One of the guys—one of my guys that I would spend the week hanging out with—Paul, is a doctor. A plumber, he says. A proctologist. One of our dinner-mates, Greg, upon realizing he had the captive audience of a proctologist, launched into a long and detailed story involving kidney stones, shunts, catheters, an intern, and no anesthetic. I needed sleep. My exhaustion hit me full force when I sat down. The noise of the conversation was too much for me. The shunts were too much for me. I alternately cringed quietly and put forth a great deal of effort to be pleasant to what I’m sure was little effect.
After dinner the group headed into town to walk around and hang out, and I begged off to try to get more sleep and maybe feel better tomorrow. I felt a bit fragile. And while I was frustrated to not be able to go with them, I felt full of all the goodness of the day.
I’ve not slept well for so long that I no longer really know how to fall asleep. My exhausted body doesn’t actually get sleepy anymore, perhaps because I’ve had to fight being tired so much to get through the days that my brain’s reaction to being worn out is to send adrenaline to stem the tide. So I lay in bed and alternately sink into sleep and jerk awake in what feels like panic. But mostly I lay in bed awake, thinking about things, waiting for sleeping pills to kick in.
The pills themselves are tricky. I don’t like that they have control over me, that they can make me do things I cannot do on my own. I hate taking them. Monday night, I took one, hoping it would be enough to guide me into a sleep I’d be able to sustain on my own. It didn’t work.

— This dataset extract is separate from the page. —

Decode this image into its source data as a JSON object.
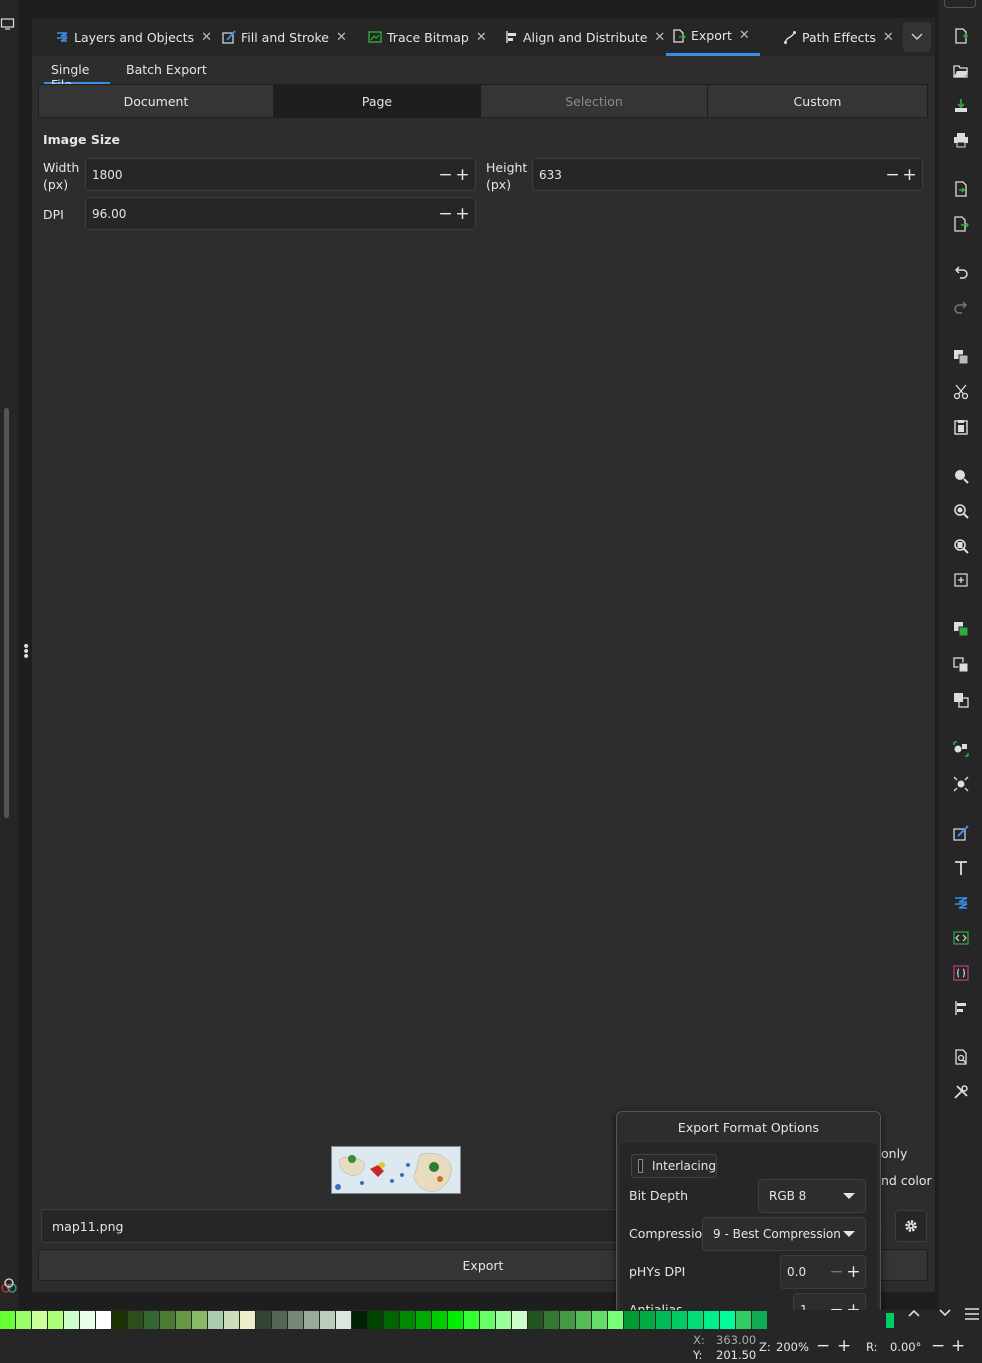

Sometimes when I have trouble sleeping I imagine that there are demons assigned to me, like Screwtape, poking my soul with a big, mean stick as I begin to drift off. They were active this evening, poking away, keeping me desperately awake.
Two sleeping pills generally make me sleep soundly until about 9:30 the next morning, and leave me with a general grogginess that takes sometimes a day or even two to shake. But at 12:30 a.m., I didn’t have a choice, so I popped another blue pill and felt myself being pulled lovingly into sleep’s warm depths. I had completely given in and the demons were quiet. I was beginning to think everything would be fine. And then the fire alarm went off.
I lay in bed hoping it was a joke, but when it continued, I grabbed my white hoodie and climbed down the iron spiral fire escape just outside my door.
The back lawn was full. I lurked in the back of the crowd, trying not to wake up all the way. But when I spotted Jack and Paul and Simon and Jesse I joined the fun—after all, it was 12:30 and we were in our pajamas. Jack touched my arm and said, “Nice stripes,” and I just wanted to curl up with him and be cozy.
For an hour it was like college. Paul kept getting calls on his cell phone from friends and kept saying, “I’m in England! Do you know what time it is here?” And as a group we decided that Jack should make reparations for something—the Scandinavians and their pillaging, I think—which was all terribly funny because by that point, it was around 1 a.m. and I had had two sleeping pills.
When they finally let us back in, I was too shy to find Jack and say goodnight. I saw him looking around, maybe for me, and thought, sheesh. I need a remedial class in dating. Or maybe just talking to boys.